## Prompt:
Where the word "adapter" occurs in a line of the listing below, copy that line.

───── Data excerpts ─────

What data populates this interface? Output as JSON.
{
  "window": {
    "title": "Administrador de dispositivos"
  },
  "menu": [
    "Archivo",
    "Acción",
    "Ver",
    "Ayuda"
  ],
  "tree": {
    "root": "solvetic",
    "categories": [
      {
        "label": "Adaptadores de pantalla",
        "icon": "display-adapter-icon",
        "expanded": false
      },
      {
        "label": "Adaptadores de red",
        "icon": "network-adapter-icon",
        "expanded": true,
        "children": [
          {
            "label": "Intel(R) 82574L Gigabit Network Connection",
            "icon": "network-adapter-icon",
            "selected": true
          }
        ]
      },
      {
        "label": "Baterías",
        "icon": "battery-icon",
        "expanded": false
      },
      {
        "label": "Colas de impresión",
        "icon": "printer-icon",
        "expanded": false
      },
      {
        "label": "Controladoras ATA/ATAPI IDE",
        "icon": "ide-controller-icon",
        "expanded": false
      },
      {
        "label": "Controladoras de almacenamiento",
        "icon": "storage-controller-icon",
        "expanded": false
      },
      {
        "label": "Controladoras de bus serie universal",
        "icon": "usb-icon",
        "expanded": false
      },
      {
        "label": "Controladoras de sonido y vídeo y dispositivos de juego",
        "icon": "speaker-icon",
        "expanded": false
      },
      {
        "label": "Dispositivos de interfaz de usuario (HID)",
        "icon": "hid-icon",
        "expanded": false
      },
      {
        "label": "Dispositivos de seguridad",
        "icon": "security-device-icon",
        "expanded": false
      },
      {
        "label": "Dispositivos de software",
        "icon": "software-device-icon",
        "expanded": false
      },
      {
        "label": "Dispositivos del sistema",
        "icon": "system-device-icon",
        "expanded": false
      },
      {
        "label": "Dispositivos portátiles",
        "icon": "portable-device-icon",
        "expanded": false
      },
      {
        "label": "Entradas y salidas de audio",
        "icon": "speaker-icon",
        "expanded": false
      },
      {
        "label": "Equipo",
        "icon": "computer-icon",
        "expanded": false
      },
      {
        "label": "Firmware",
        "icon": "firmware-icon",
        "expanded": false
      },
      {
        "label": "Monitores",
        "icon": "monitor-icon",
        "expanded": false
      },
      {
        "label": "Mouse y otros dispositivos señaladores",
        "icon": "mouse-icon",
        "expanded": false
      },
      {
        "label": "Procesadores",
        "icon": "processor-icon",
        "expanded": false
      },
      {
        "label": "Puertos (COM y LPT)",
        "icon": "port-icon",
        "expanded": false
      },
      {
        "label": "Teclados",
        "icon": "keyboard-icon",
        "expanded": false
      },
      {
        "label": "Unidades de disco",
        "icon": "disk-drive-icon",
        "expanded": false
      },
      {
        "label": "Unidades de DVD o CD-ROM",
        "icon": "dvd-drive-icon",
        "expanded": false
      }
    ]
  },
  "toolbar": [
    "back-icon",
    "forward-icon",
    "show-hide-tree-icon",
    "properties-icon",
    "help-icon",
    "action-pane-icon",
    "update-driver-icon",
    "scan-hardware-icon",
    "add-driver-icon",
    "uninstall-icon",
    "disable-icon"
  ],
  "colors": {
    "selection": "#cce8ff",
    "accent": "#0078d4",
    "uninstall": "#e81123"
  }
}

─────

## Finished exercise:
        "icon": "display-adapter-icon",
        "icon": "network-adapter-icon",
            "icon": "network-adapter-icon",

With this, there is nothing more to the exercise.